No founding father wrote more eloquently on behalf of liberty and human rights than Thomas Jefferson, and none has a more troubling record when it comes to the “peculiar institution” of slavery. At present, the popular understanding of Jefferson’s shilly-shallying on this issue doesn’t extend much deeper than knowing smirks about Sally Hemings and the (unacknowledged) children Jefferson fathered with her. We tend to assume that the dirtiest secrets of the past have to do with sex. But, as Henry Wiencek explains in his new book, “Master of the Mountain: Thomas Jefferson and His Slaves,” the real filth is in the ledger books.

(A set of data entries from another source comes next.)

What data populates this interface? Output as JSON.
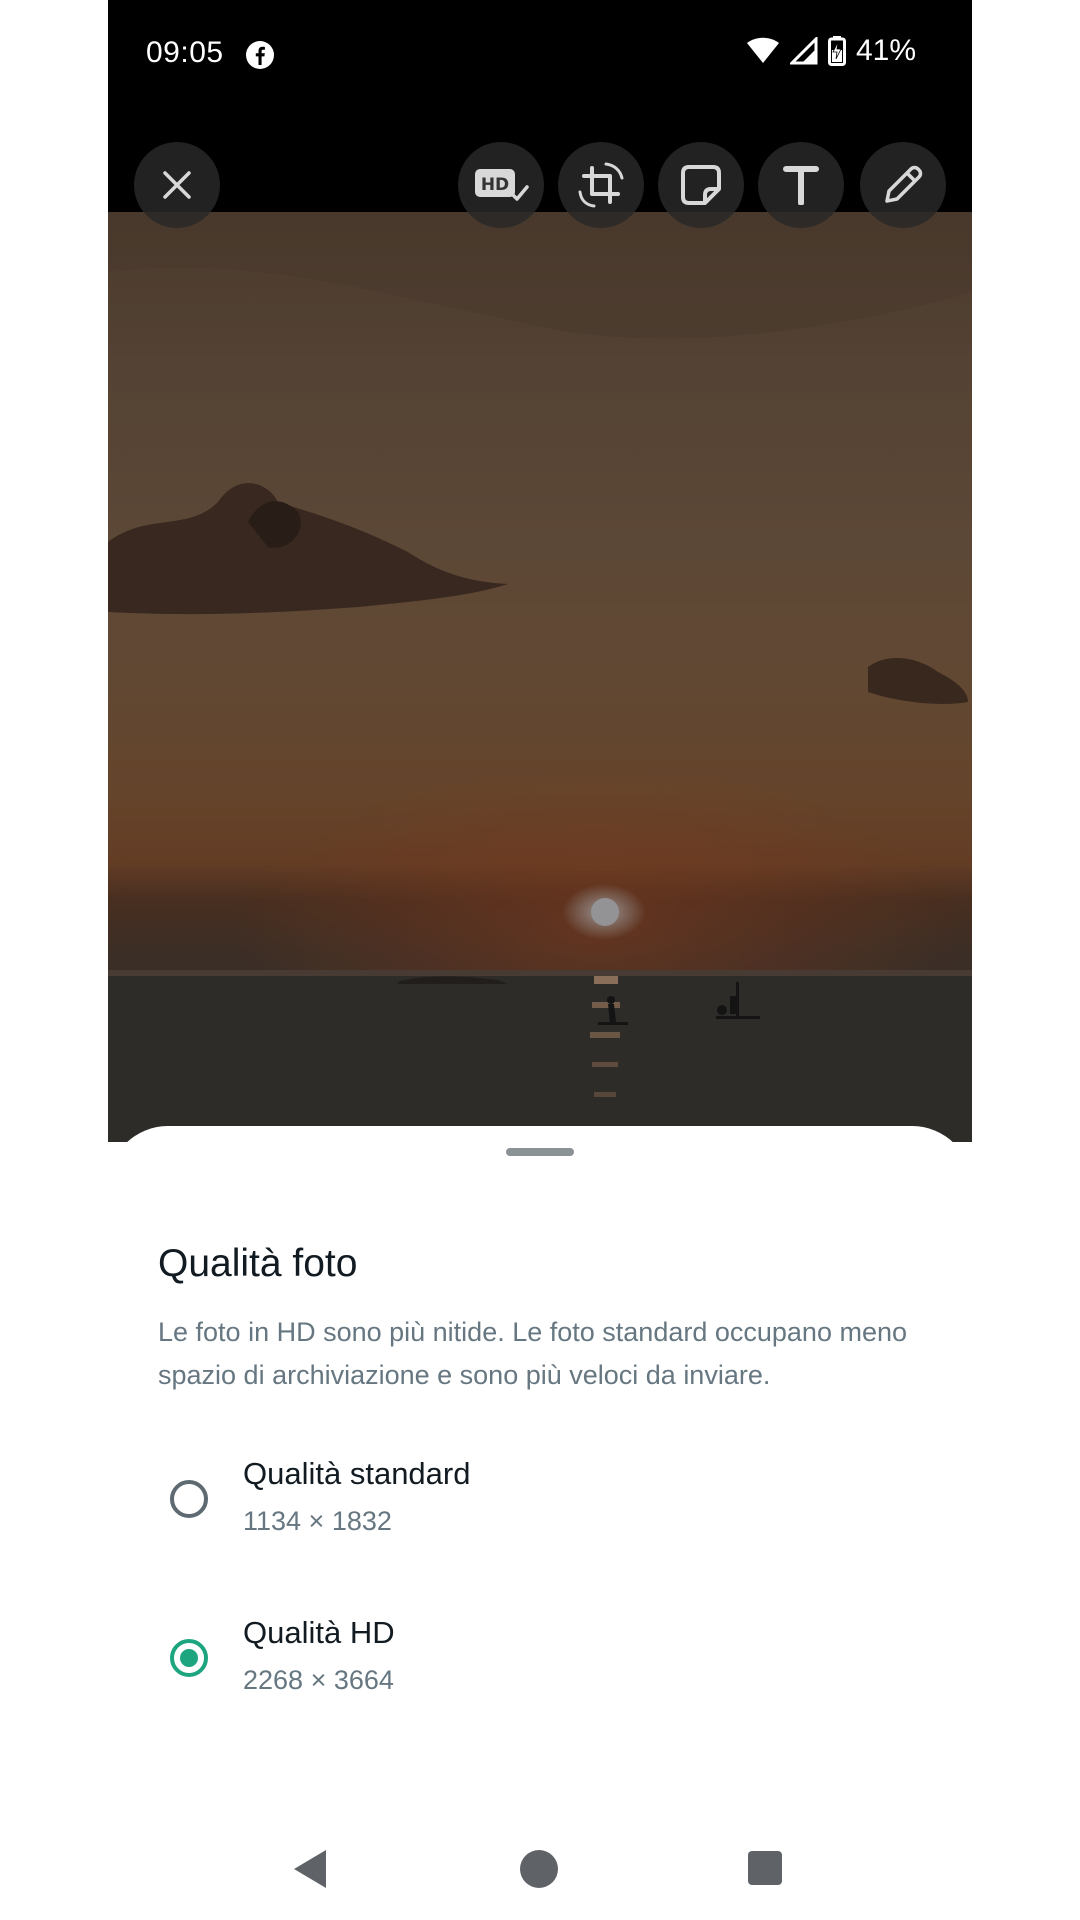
{
  "status_bar": {
    "time": "09:05",
    "battery": "41%",
    "icons": [
      "facebook-icon",
      "wifi-icon",
      "signal-icon",
      "battery-charging-icon"
    ]
  },
  "toolbar": {
    "icons": [
      "close-icon",
      "hd-quality-icon",
      "crop-rotate-icon",
      "sticker-icon",
      "text-icon",
      "pencil-icon"
    ]
  },
  "sheet": {
    "title": "Qualità foto",
    "description": "Le foto in HD sono più nitide. Le foto standard occupano meno spazio di archiviazione e sono più veloci da inviare.",
    "options": [
      {
        "label": "Qualità standard",
        "resolution": "1134 × 1832",
        "selected": false
      },
      {
        "label": "Qualità HD",
        "resolution": "2268 × 3664",
        "selected": true
      }
    ]
  },
  "colors": {
    "accent": "#1da57f",
    "title_text": "#111b21",
    "secondary_text": "#667781"
  },
  "nav_bar": {
    "icons": [
      "back-icon",
      "home-icon",
      "recents-icon"
    ]
  }
}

Like Wiencek’s admirable 2003 book, “An Imperfect God: George Washington, His Slaves and the Creation of America,”“Master of the Mountain” is founded on a close examination of its subject’s domestic life and finances. The results are anything but mundane or dry, however. I rarely find myself recommending a book that has, at points, made me physically nauseated, but that’s how palpably Wiencek conveys the obscenity of slavery. His account of Jefferson’s evolving and convoluted position on the subject is all the more damning for his restraint. Ours is an age of inflated rhetoric, when everyone takes the opportunity to fulminate from the highest available horse whenever possible. Wiencek’s method — to present the facts, often in the form of the life stories of enslaved men and women, in a humane, straightforward manner, allowing the reader to form her own interpretation before he presents his — makes for a far more persuasive and devastating indictment. Every American should read it.